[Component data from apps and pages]
+-------+

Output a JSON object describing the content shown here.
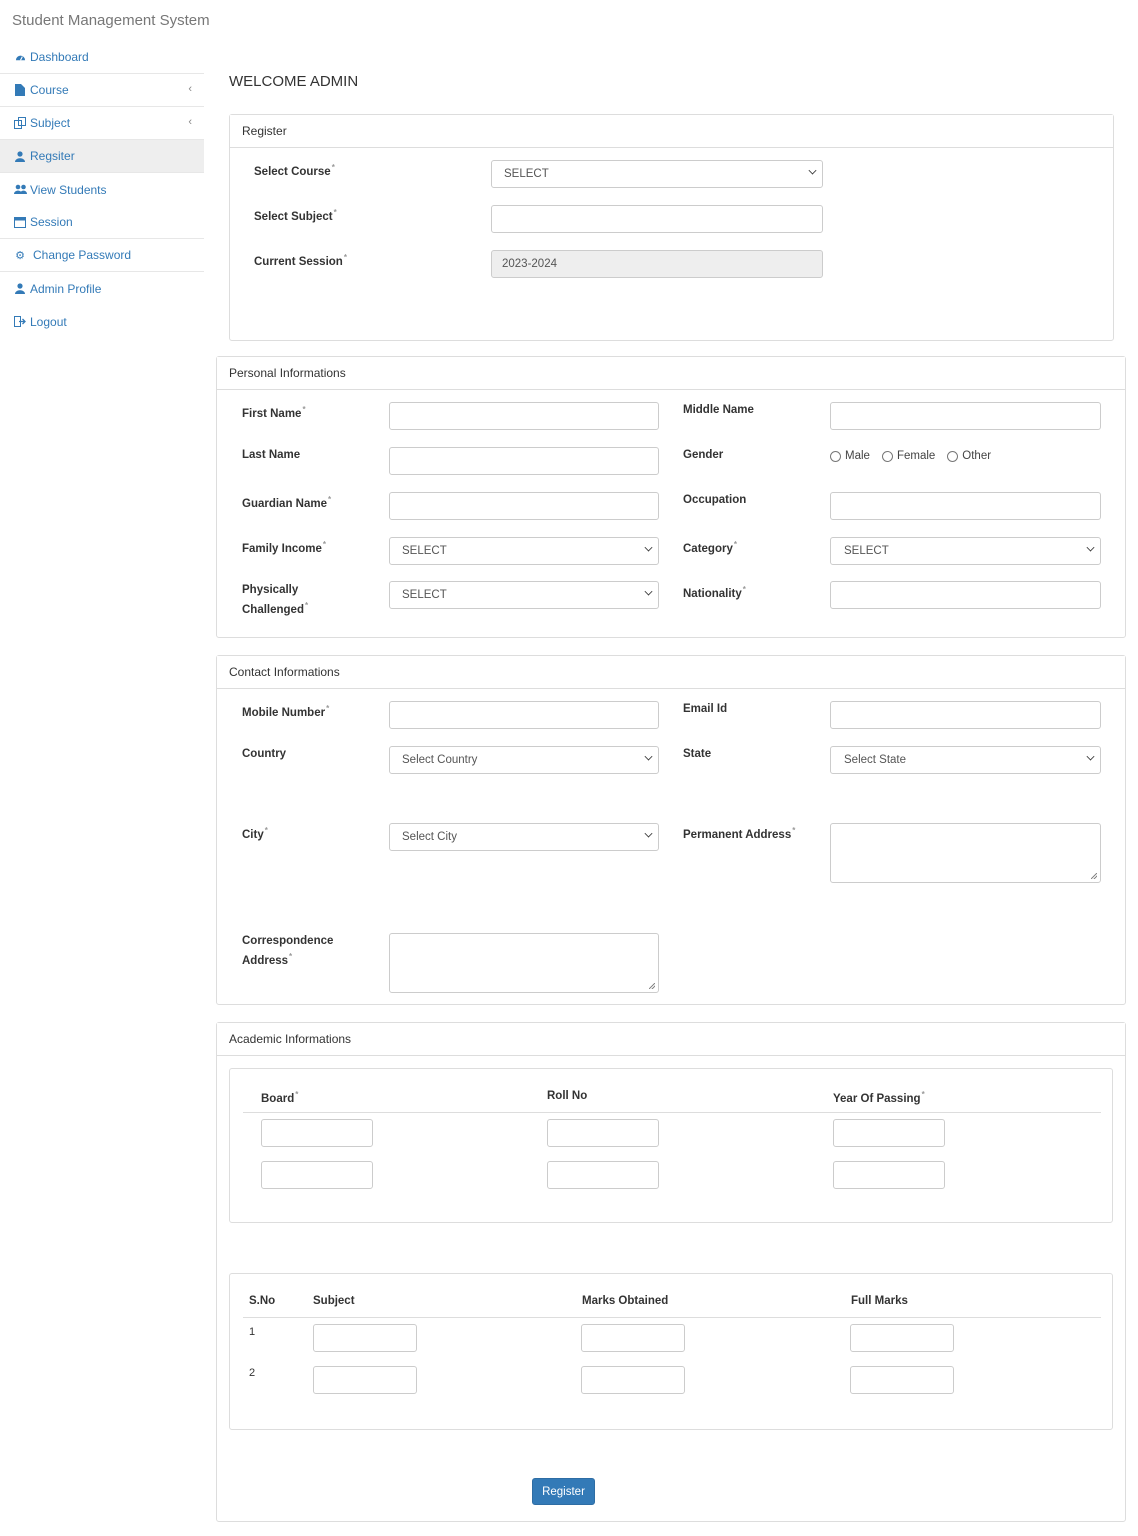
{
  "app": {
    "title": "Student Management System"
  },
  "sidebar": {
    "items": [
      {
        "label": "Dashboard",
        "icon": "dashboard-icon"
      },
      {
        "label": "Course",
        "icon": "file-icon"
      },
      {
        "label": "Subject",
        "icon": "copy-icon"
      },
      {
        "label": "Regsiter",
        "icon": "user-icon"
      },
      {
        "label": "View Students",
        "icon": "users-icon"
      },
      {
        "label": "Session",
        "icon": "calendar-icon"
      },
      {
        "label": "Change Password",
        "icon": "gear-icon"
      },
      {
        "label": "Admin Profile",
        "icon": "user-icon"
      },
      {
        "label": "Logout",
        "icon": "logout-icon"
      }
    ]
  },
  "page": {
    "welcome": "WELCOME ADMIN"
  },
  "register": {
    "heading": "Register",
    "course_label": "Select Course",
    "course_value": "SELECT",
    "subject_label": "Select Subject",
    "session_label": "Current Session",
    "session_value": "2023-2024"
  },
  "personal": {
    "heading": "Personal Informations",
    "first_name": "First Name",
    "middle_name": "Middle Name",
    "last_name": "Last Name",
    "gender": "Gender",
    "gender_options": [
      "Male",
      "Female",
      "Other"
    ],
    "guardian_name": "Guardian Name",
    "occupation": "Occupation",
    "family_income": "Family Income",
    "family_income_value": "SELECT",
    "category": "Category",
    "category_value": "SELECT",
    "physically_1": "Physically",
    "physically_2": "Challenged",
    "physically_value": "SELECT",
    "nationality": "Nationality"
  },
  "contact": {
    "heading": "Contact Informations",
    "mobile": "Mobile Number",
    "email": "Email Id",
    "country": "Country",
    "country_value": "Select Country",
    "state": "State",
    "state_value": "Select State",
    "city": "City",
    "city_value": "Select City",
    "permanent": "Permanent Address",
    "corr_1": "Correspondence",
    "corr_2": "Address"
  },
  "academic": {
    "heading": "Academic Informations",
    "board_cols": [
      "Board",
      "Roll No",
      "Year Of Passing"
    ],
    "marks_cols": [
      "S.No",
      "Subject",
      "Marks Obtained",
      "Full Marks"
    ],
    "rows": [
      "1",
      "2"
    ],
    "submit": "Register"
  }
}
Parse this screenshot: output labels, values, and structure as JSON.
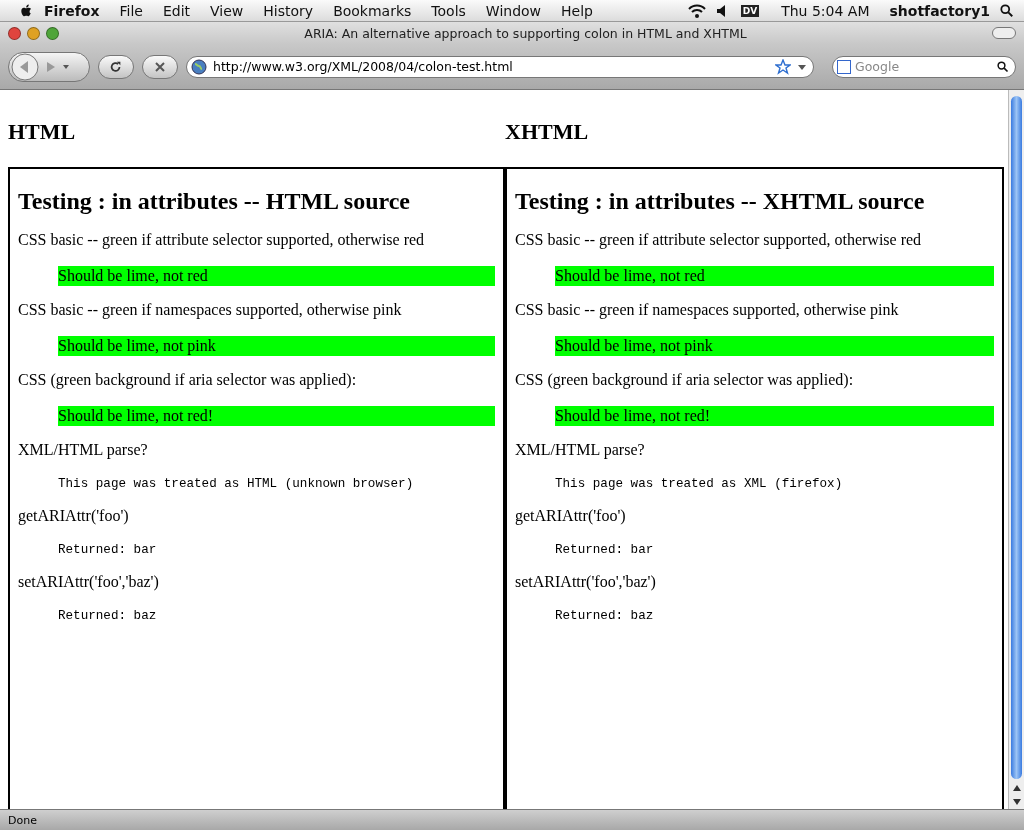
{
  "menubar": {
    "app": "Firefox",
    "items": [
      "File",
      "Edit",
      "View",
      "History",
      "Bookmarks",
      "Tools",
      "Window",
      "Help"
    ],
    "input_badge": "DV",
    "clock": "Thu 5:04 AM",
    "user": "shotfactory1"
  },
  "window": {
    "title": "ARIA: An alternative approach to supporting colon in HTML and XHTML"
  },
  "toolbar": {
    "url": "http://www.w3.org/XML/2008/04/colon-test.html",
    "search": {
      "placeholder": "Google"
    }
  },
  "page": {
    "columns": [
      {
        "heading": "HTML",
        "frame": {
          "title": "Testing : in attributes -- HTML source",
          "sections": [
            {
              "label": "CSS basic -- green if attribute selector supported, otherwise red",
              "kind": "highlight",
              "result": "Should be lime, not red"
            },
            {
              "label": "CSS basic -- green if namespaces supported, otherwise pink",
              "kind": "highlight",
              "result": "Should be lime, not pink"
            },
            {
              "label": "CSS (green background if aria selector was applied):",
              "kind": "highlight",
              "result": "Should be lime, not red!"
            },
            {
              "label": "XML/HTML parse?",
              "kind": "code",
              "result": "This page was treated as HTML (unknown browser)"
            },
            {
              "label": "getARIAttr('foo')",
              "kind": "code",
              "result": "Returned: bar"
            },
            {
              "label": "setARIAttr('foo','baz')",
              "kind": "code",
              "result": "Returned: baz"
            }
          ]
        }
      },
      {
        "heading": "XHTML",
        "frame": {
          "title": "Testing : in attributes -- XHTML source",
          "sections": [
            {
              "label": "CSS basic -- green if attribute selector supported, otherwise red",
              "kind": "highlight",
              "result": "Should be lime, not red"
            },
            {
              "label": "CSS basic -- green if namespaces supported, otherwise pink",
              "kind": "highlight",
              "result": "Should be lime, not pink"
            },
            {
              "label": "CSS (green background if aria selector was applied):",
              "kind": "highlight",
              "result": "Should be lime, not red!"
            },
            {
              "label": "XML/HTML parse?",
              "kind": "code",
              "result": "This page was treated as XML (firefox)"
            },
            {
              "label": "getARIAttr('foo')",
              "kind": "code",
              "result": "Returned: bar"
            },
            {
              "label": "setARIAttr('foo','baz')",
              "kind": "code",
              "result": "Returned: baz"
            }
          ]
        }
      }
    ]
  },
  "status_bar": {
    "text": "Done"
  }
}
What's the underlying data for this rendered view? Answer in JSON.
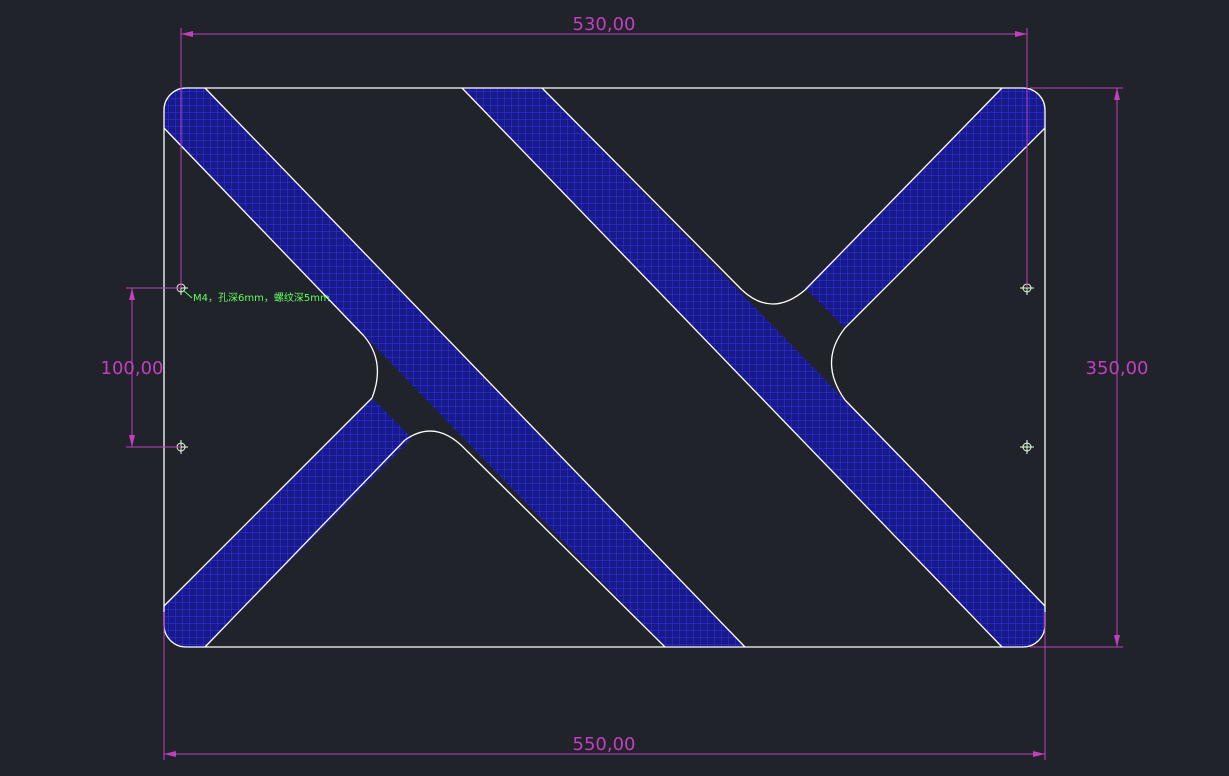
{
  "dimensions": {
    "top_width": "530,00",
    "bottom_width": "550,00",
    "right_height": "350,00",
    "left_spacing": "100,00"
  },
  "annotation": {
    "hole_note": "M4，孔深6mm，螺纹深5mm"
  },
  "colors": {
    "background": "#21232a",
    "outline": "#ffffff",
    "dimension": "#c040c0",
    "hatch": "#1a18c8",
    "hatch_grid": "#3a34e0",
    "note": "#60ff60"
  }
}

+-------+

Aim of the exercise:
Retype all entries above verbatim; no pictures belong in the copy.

Answer space:
Output a JSON object describing the content shown here.
{
  "app": {
    "title": "Student Management System"
  },
  "sidebar": {
    "items": [
      {
        "label": "Dashboard",
        "icon": "dashboard-icon"
      },
      {
        "label": "Course",
        "icon": "file-icon"
      },
      {
        "label": "Subject",
        "icon": "copy-icon"
      },
      {
        "label": "Regsiter",
        "icon": "user-icon"
      },
      {
        "label": "View Students",
        "icon": "users-icon"
      },
      {
        "label": "Session",
        "icon": "calendar-icon"
      },
      {
        "label": "Change Password",
        "icon": "gear-icon"
      },
      {
        "label": "Admin Profile",
        "icon": "user-icon"
      },
      {
        "label": "Logout",
        "icon": "logout-icon"
      }
    ]
  },
  "page": {
    "welcome": "WELCOME ADMIN"
  },
  "register": {
    "heading": "Register",
    "course_label": "Select Course",
    "course_value": "SELECT",
    "subject_label": "Select Subject",
    "session_label": "Current Session",
    "session_value": "2023-2024"
  },
  "personal": {
    "heading": "Personal Informations",
    "first_name": "First Name",
    "middle_name": "Middle Name",
    "last_name": "Last Name",
    "gender": "Gender",
    "gender_options": [
      "Male",
      "Female",
      "Other"
    ],
    "guardian_name": "Guardian Name",
    "occupation": "Occupation",
    "family_income": "Family Income",
    "family_income_value": "SELECT",
    "category": "Category",
    "category_value": "SELECT",
    "physically_1": "Physically",
    "physically_2": "Challenged",
    "physically_value": "SELECT",
    "nationality": "Nationality"
  },
  "contact": {
    "heading": "Contact Informations",
    "mobile": "Mobile Number",
    "email": "Email Id",
    "country": "Country",
    "country_value": "Select Country",
    "state": "State",
    "state_value": "Select State",
    "city": "City",
    "city_value": "Select City",
    "permanent": "Permanent Address",
    "corr_1": "Correspondence",
    "corr_2": "Address"
  },
  "academic": {
    "heading": "Academic Informations",
    "board_cols": [
      "Board",
      "Roll No",
      "Year Of Passing"
    ],
    "marks_cols": [
      "S.No",
      "Subject",
      "Marks Obtained",
      "Full Marks"
    ],
    "rows": [
      "1",
      "2"
    ],
    "submit": "Register"
  }
}
Parse this screenshot: output labels, values, and structure as JSON.
{
  "menubar": {
    "app": "Firefox",
    "items": [
      "File",
      "Edit",
      "View",
      "History",
      "Bookmarks",
      "Tools",
      "Window",
      "Help"
    ],
    "input_badge": "DV",
    "clock": "Thu 5:04 AM",
    "user": "shotfactory1"
  },
  "window": {
    "title": "ARIA: An alternative approach to supporting colon in HTML and XHTML"
  },
  "toolbar": {
    "url": "http://www.w3.org/XML/2008/04/colon-test.html",
    "search": {
      "placeholder": "Google"
    }
  },
  "page": {
    "columns": [
      {
        "heading": "HTML",
        "frame": {
          "title": "Testing : in attributes -- HTML source",
          "sections": [
            {
              "label": "CSS basic -- green if attribute selector supported, otherwise red",
              "kind": "highlight",
              "result": "Should be lime, not red"
            },
            {
              "label": "CSS basic -- green if namespaces supported, otherwise pink",
              "kind": "highlight",
              "result": "Should be lime, not pink"
            },
            {
              "label": "CSS (green background if aria selector was applied):",
              "kind": "highlight",
              "result": "Should be lime, not red!"
            },
            {
              "label": "XML/HTML parse?",
              "kind": "code",
              "result": "This page was treated as HTML (unknown browser)"
            },
            {
              "label": "getARIAttr('foo')",
              "kind": "code",
              "result": "Returned: bar"
            },
            {
              "label": "setARIAttr('foo','baz')",
              "kind": "code",
              "result": "Returned: baz"
            }
          ]
        }
      },
      {
        "heading": "XHTML",
        "frame": {
          "title": "Testing : in attributes -- XHTML source",
          "sections": [
            {
              "label": "CSS basic -- green if attribute selector supported, otherwise red",
              "kind": "highlight",
              "result": "Should be lime, not red"
            },
            {
              "label": "CSS basic -- green if namespaces supported, otherwise pink",
              "kind": "highlight",
              "result": "Should be lime, not pink"
            },
            {
              "label": "CSS (green background if aria selector was applied):",
              "kind": "highlight",
              "result": "Should be lime, not red!"
            },
            {
              "label": "XML/HTML parse?",
              "kind": "code",
              "result": "This page was treated as XML (firefox)"
            },
            {
              "label": "getARIAttr('foo')",
              "kind": "code",
              "result": "Returned: bar"
            },
            {
              "label": "setARIAttr('foo','baz')",
              "kind": "code",
              "result": "Returned: baz"
            }
          ]
        }
      }
    ]
  },
  "status_bar": {
    "text": "Done"
  }
}
What's the underlying data for this rendered view? Answer in JSON.
{
  "dimensions": {
    "top_width": "530,00",
    "bottom_width": "550,00",
    "right_height": "350,00",
    "left_spacing": "100,00"
  },
  "annotation": {
    "hole_note": "M4，孔深6mm，螺纹深5mm"
  },
  "colors": {
    "background": "#21232a",
    "outline": "#ffffff",
    "dimension": "#c040c0",
    "hatch": "#1a18c8",
    "hatch_grid": "#3a34e0",
    "note": "#60ff60"
  }
}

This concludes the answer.